You don’t need a time machine to revisit the past. What you need is the right meal. Last night I had a big bowl full of “wilted lettuce” that took me right back to 1983.
As soon as the first forkful hit my mouth, I was a kid again having Sunday lunch in Ethel, Arkansas – a tiny, dirt-road town in Southern Arkansas where my Grandma and Grandpa lived and spent their 70s doting on grandkids and their garden.
Wilted lettuce salad isn’t a name that gets your mouth watering, I admit. It sounds like something you throw out of the crisper drawer after it’s hung around too long. But my Grandma and her sister, Aunt Eunice, made wilted lettuce a country culinary art form. As soon as we arrived at their house for Sunday lunch and spotted a bowl of it on their kitchen table, I’d squeal as if Christmas had come in June.
Here’s the three-step process you’ll need if you want to create Southern wilted lettuce. I know you’re skeptical, but once you eat it, you’ll believe it. Step 1: Cut fresh lettuce from the garden. Step 2: Chop it up and toss it in a bowl with green onions, radishes, tomatoes, a hard-boiled egg, and a bit of sugar and vinegar. Step 3: (And here’s where it gets truly Southern and delicious) Douse it with bacon grease and crumble the bacon into the salad bowl like a meaty garnish.

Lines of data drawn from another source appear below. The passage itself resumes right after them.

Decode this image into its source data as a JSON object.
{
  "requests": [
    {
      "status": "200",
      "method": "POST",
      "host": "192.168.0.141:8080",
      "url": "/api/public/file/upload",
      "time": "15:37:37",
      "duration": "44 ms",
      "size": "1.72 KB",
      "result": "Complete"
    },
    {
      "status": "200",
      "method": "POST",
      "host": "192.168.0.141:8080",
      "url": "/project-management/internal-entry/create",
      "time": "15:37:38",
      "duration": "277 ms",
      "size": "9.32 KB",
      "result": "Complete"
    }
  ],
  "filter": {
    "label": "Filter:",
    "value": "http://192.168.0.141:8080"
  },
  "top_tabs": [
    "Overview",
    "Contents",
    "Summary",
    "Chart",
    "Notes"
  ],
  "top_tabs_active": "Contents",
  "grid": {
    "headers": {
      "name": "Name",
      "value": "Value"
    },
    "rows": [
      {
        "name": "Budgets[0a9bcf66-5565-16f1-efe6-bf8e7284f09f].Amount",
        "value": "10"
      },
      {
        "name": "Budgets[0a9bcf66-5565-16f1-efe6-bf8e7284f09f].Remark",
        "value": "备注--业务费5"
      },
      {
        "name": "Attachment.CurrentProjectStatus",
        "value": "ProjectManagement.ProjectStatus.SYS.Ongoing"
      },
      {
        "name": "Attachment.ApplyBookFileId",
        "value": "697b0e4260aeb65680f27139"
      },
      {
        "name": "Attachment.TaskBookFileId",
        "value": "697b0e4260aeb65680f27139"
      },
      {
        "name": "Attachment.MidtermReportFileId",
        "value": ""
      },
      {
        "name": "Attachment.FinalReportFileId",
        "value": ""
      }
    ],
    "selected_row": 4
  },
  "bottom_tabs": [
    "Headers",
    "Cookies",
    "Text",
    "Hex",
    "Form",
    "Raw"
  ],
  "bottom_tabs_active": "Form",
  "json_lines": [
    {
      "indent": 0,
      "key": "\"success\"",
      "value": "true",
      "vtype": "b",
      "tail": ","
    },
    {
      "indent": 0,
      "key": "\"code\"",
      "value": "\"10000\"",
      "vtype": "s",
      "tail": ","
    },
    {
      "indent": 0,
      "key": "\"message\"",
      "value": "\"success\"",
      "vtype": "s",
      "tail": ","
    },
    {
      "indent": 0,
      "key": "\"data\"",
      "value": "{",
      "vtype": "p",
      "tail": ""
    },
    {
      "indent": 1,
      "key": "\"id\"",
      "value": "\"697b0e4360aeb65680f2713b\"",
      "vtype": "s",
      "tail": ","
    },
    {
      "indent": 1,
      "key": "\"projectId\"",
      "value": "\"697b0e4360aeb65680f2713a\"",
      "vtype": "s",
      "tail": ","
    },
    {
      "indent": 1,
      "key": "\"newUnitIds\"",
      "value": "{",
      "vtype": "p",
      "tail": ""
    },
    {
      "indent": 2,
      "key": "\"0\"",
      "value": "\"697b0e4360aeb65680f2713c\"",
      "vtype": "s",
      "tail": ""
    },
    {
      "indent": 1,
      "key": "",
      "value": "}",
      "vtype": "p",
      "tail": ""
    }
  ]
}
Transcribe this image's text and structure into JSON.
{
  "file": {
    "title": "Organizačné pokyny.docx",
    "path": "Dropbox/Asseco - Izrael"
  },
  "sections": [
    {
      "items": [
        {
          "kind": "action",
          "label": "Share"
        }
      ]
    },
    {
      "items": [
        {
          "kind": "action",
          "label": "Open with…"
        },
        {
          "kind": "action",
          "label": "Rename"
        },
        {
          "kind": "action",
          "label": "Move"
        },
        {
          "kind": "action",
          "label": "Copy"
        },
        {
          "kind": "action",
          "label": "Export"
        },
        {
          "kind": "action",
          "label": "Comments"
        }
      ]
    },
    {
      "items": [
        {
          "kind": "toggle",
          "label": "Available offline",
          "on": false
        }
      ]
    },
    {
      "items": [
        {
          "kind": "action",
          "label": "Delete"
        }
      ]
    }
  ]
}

When you drizzle hot bacon grease over garden-fresh lettuce, something magical happens. The lettuce soaks it up, as if it somehow knows that it’s been missing out on a fabulous party up until this moment. All that leafy green goodness helps you forget about the grease that might be clogging your arteries a little more with every bite. This dish is the perfect combination of good and evil, Heaven and Hell, sensible diet and sinful indulgence – all mixed up in one big bowl.
Lettuce and bacon grease are the Romeo and Juliet of the food world – star-crossed ingredients that shouldn’t go together but, when they touch, they’re no denying the chemistry.
As I sat there scraping every shred of lettuce out of the bowl, I kept expecting to see my great Aunt Eunice shuffle into the room holding one of her Word Search books. She passed away several years ago at the age of 105, but that meal made her seem so present again, as if we’d hear her voice any moment or see her head out the screen door toward the chicken coop to collect the eggs.
That’s one of the great things about food – how certain combinations, smells and textures can bring us home again. It can flood our minds with memories we didn’t even know were still in there, just waiting for the right moment to resurface.
After the salad bowl was empty, I chased the last bite with a glass of sweet tea, knowing full well I’ll have to walk several miles to make up for the free-for-all at the dinner table. So be it. Some meals are just worth it.
And even though I’m not skilled in the kitchen the way my Grandma and Aunt Eunice were and the way my mother still is, this lovely trip down wilted lettuce lane has made me realize I should learn to cook a signature dish that my kids truly love. So that decades from now, even long after I’m gone, they’ll sit down to a plate of food that makes them feel like I’m right around the corner and might pop in any second to ruffle their hair, give them a hug and remind them to take those dirty dishes to the sink.
Gwen Rockwood is a mom to three great kids, wife to one cool guy, a newspaper columnist and co-owner of nwaMotherlode.com. To read previously published installments of The Rockwood Files, click here. To check out Gwen’s new book, “Reporting Live from the Laundry Pile: The Rockwood Files Collection,” click HERE.
Photo credit: Lisa Mac Photography